▶ **Directions**:
From the first record below to the last, retype each one exactly.

*** Opening Given data ***

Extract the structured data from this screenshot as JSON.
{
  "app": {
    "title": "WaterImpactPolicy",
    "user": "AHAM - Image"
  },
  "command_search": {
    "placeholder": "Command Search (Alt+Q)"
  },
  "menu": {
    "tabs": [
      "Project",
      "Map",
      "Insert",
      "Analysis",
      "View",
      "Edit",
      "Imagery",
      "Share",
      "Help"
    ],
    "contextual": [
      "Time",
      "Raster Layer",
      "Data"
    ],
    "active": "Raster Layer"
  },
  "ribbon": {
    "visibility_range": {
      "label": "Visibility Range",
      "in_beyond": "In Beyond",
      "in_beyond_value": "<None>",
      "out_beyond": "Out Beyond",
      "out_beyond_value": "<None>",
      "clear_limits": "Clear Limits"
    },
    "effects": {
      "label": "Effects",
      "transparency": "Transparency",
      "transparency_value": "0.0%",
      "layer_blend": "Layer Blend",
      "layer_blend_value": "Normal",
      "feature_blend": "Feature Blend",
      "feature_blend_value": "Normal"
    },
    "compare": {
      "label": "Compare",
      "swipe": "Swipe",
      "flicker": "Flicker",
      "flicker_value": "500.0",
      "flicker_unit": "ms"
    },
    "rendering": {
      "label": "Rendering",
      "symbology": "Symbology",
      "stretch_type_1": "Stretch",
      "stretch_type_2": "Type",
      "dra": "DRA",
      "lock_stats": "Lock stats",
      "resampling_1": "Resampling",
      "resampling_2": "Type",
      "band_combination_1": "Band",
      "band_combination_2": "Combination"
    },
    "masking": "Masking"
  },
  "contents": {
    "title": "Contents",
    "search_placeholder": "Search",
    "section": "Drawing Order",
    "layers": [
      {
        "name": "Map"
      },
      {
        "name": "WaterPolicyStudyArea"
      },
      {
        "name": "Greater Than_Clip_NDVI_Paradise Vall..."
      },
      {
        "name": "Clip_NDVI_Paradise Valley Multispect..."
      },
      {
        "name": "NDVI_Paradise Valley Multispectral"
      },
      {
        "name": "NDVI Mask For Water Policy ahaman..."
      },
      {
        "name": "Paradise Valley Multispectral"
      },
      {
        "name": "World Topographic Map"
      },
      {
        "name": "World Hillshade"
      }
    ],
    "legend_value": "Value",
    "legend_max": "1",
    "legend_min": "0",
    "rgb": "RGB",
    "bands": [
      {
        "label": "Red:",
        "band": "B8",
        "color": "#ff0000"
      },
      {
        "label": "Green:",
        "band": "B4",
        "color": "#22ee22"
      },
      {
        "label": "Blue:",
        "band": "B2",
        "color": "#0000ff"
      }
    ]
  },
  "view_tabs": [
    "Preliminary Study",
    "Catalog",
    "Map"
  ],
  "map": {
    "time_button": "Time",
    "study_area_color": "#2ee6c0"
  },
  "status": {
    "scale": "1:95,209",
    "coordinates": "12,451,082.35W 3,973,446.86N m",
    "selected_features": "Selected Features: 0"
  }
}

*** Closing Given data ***

▶ **Your response**:
Extract the structured data from this screenshot as JSON.
{
  "app": {
    "title": "WaterImpactPolicy",
    "user": "AHAM - Image"
  },
  "command_search": {
    "placeholder": "Command Search (Alt+Q)"
  },
  "menu": {
    "tabs": [
      "Project",
      "Map",
      "Insert",
      "Analysis",
      "View",
      "Edit",
      "Imagery",
      "Share",
      "Help"
    ],
    "contextual": [
      "Time",
      "Raster Layer",
      "Data"
    ],
    "active": "Raster Layer"
  },
  "ribbon": {
    "visibility_range": {
      "label": "Visibility Range",
      "in_beyond": "In Beyond",
      "in_beyond_value": "<None>",
      "out_beyond": "Out Beyond",
      "out_beyond_value": "<None>",
      "clear_limits": "Clear Limits"
    },
    "effects": {
      "label": "Effects",
      "transparency": "Transparency",
      "transparency_value": "0.0%",
      "layer_blend": "Layer Blend",
      "layer_blend_value": "Normal",
      "feature_blend": "Feature Blend",
      "feature_blend_value": "Normal"
    },
    "compare": {
      "label": "Compare",
      "swipe": "Swipe",
      "flicker": "Flicker",
      "flicker_value": "500.0",
      "flicker_unit": "ms"
    },
    "rendering": {
      "label": "Rendering",
      "symbology": "Symbology",
      "stretch_type_1": "Stretch",
      "stretch_type_2": "Type",
      "dra": "DRA",
      "lock_stats": "Lock stats",
      "resampling_1": "Resampling",
      "resampling_2": "Type",
      "band_combination_1": "Band",
      "band_combination_2": "Combination"
    },
    "masking": "Masking"
  },
  "contents": {
    "title": "Contents",
    "search_placeholder": "Search",
    "section": "Drawing Order",
    "layers": [
      {
        "name": "Map"
      },
      {
        "name": "WaterPolicyStudyArea"
      },
      {
        "name": "Greater Than_Clip_NDVI_Paradise Vall..."
      },
      {
        "name": "Clip_NDVI_Paradise Valley Multispect..."
      },
      {
        "name": "NDVI_Paradise Valley Multispectral"
      },
      {
        "name": "NDVI Mask For Water Policy ahaman..."
      },
      {
        "name": "Paradise Valley Multispectral"
      },
      {
        "name": "World Topographic Map"
      },
      {
        "name": "World Hillshade"
      }
    ],
    "legend_value": "Value",
    "legend_max": "1",
    "legend_min": "0",
    "rgb": "RGB",
    "bands": [
      {
        "label": "Red:",
        "band": "B8",
        "color": "#ff0000"
      },
      {
        "label": "Green:",
        "band": "B4",
        "color": "#22ee22"
      },
      {
        "label": "Blue:",
        "band": "B2",
        "color": "#0000ff"
      }
    ]
  },
  "view_tabs": [
    "Preliminary Study",
    "Catalog",
    "Map"
  ],
  "map": {
    "time_button": "Time",
    "study_area_color": "#2ee6c0"
  },
  "status": {
    "scale": "1:95,209",
    "coordinates": "12,451,082.35W 3,973,446.86N m",
    "selected_features": "Selected Features: 0"
  }
}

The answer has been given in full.